___ Dataset content ___
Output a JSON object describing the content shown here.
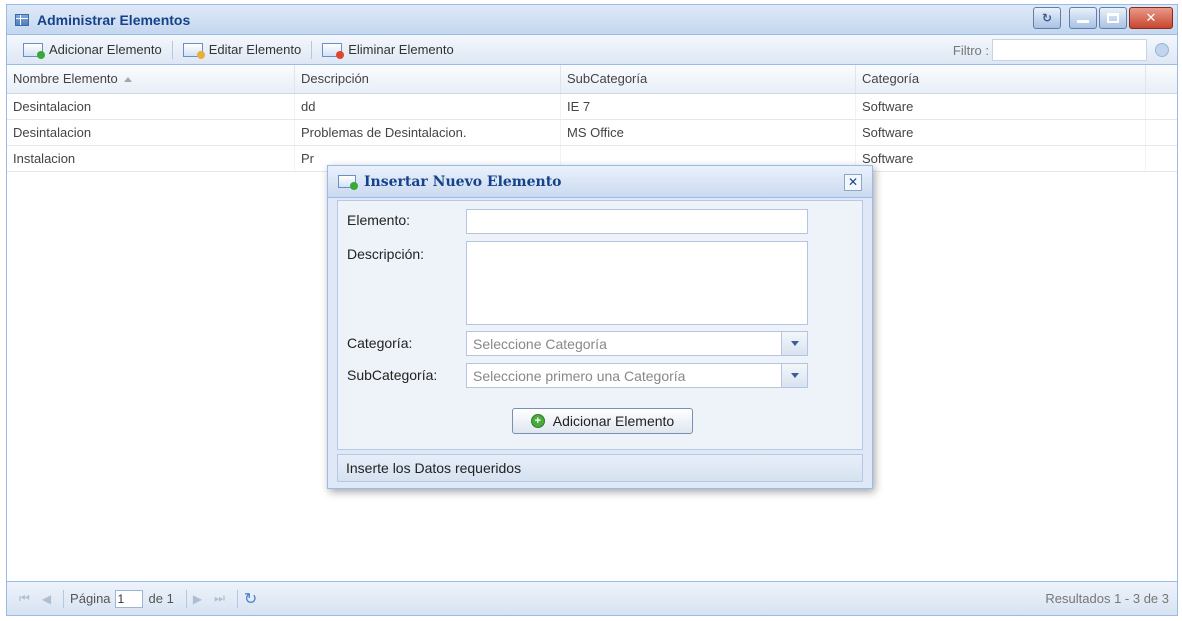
{
  "window": {
    "title": "Administrar Elementos"
  },
  "toolbar": {
    "add_label": "Adicionar Elemento",
    "edit_label": "Editar Elemento",
    "delete_label": "Eliminar Elemento",
    "filter_label": "Filtro :",
    "filter_value": ""
  },
  "grid": {
    "columns": [
      "Nombre Elemento",
      "Descripción",
      "SubCategoría",
      "Categoría"
    ],
    "sort_column": "Nombre Elemento",
    "sort_direction": "ascending",
    "rows": [
      [
        "Desintalacion",
        "dd",
        "IE 7",
        "Software"
      ],
      [
        "Desintalacion",
        "Problemas de Desintalacion.",
        "MS Office",
        "Software"
      ],
      [
        "Instalacion",
        "Pr",
        "",
        "Software"
      ]
    ]
  },
  "paging": {
    "page_label": "Página",
    "page_value": "1",
    "of_label": "de 1",
    "results": "Resultados 1 - 3 de 3"
  },
  "dialog": {
    "title": "Insertar Nuevo Elemento",
    "elemento_label": "Elemento:",
    "elemento_value": "",
    "descripcion_label": "Descripción:",
    "descripcion_value": "",
    "categoria_label": "Categoría:",
    "categoria_placeholder": "Seleccione Categoría",
    "subcategoria_label": "SubCategoría:",
    "subcategoria_placeholder": "Seleccione primero una Categoría",
    "add_button": "Adicionar Elemento",
    "status": "Inserte los Datos requeridos"
  },
  "colors": {
    "border": "#99bbe8",
    "title_text": "#15428b",
    "add_badge": "#3aa836",
    "delete_badge": "#e0462f",
    "edit_badge": "#e8b038"
  }
}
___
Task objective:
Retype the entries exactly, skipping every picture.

Answer to the exercise:
Output a JSON object describing the content shown here.
{
  "window": {
    "title": "Administrar Elementos"
  },
  "toolbar": {
    "add_label": "Adicionar Elemento",
    "edit_label": "Editar Elemento",
    "delete_label": "Eliminar Elemento",
    "filter_label": "Filtro :",
    "filter_value": ""
  },
  "grid": {
    "columns": [
      "Nombre Elemento",
      "Descripción",
      "SubCategoría",
      "Categoría"
    ],
    "sort_column": "Nombre Elemento",
    "sort_direction": "ascending",
    "rows": [
      [
        "Desintalacion",
        "dd",
        "IE 7",
        "Software"
      ],
      [
        "Desintalacion",
        "Problemas de Desintalacion.",
        "MS Office",
        "Software"
      ],
      [
        "Instalacion",
        "Pr",
        "",
        "Software"
      ]
    ]
  },
  "paging": {
    "page_label": "Página",
    "page_value": "1",
    "of_label": "de 1",
    "results": "Resultados 1 - 3 de 3"
  },
  "dialog": {
    "title": "Insertar Nuevo Elemento",
    "elemento_label": "Elemento:",
    "elemento_value": "",
    "descripcion_label": "Descripción:",
    "descripcion_value": "",
    "categoria_label": "Categoría:",
    "categoria_placeholder": "Seleccione Categoría",
    "subcategoria_label": "SubCategoría:",
    "subcategoria_placeholder": "Seleccione primero una Categoría",
    "add_button": "Adicionar Elemento",
    "status": "Inserte los Datos requeridos"
  },
  "colors": {
    "border": "#99bbe8",
    "title_text": "#15428b",
    "add_badge": "#3aa836",
    "delete_badge": "#e0462f",
    "edit_badge": "#e8b038"
  }
}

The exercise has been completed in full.